Web page and app entries
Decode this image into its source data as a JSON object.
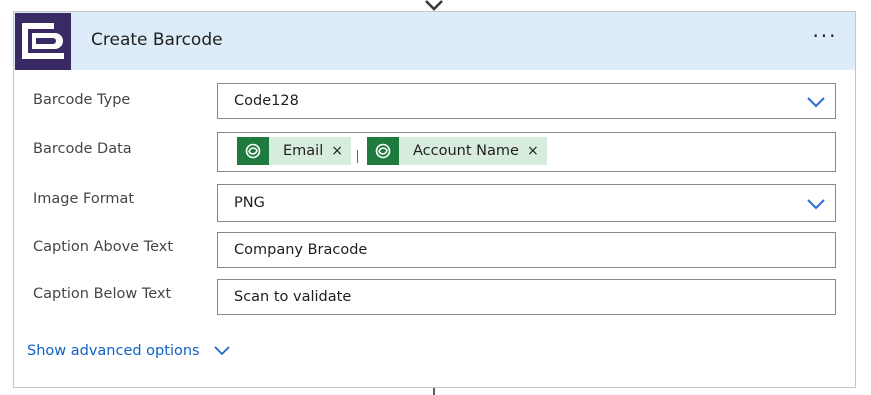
{
  "card": {
    "title": "Create Barcode",
    "more_label": "···"
  },
  "fields": {
    "barcode_type": {
      "label": "Barcode Type",
      "value": "Code128"
    },
    "barcode_data": {
      "label": "Barcode Data",
      "tokens": [
        {
          "label": "Email",
          "remove": "×"
        },
        {
          "label": "Account Name",
          "remove": "×"
        }
      ]
    },
    "image_format": {
      "label": "Image Format",
      "value": "PNG"
    },
    "caption_above": {
      "label": "Caption Above Text",
      "value": "Company Bracode"
    },
    "caption_below": {
      "label": "Caption Below Text",
      "value": "Scan to validate"
    }
  },
  "advanced": {
    "label": "Show advanced options"
  },
  "colors": {
    "header_bg": "#deecf9",
    "logo_bg": "#3a2a64",
    "token_bg": "#d8ecde",
    "token_icon_bg": "#1f7a3e",
    "link": "#0f62c5"
  }
}
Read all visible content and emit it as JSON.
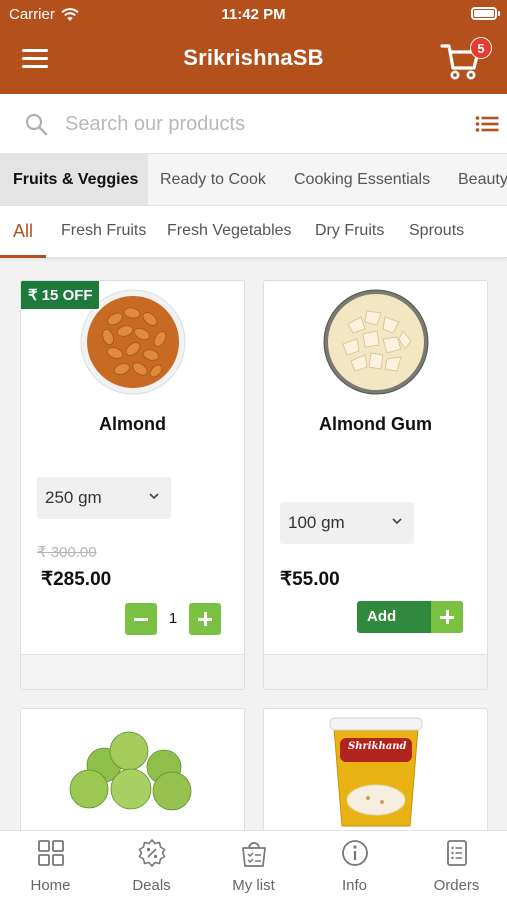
{
  "status": {
    "carrier": "Carrier",
    "time": "11:42 PM"
  },
  "header": {
    "title": "SrikrishnaSB",
    "cart_count": "5"
  },
  "search": {
    "placeholder": "Search our products"
  },
  "categories": [
    "Fruits & Veggies",
    "Ready to Cook",
    "Cooking Essentials",
    "Beauty"
  ],
  "subcategories": [
    "All",
    "Fresh Fruits",
    "Fresh Vegetables",
    "Dry Fruits",
    "Sprouts"
  ],
  "products": [
    {
      "discount": "₹ 15 OFF",
      "name": "Almond",
      "weight": "250 gm",
      "mrp": "₹ 300.00",
      "price": "₹285.00",
      "quantity": "1"
    },
    {
      "name": "Almond Gum",
      "weight": "100 gm",
      "price": "₹55.00",
      "add_label": "Add"
    },
    {
      "name": ""
    },
    {
      "name": "",
      "image_text": "Shrikhand"
    }
  ],
  "tabs": [
    "Home",
    "Deals",
    "My list",
    "Info",
    "Orders"
  ],
  "colors": {
    "brand": "#b3501b",
    "green_dark": "#2f8a3e",
    "green_light": "#7ac142",
    "badge": "#e33b2e"
  }
}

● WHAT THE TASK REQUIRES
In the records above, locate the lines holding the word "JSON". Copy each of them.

● ANSWER TO THE PROBLEM
Decode this image into its source data as a JSON object.
Read all visible content and emit it as JSON.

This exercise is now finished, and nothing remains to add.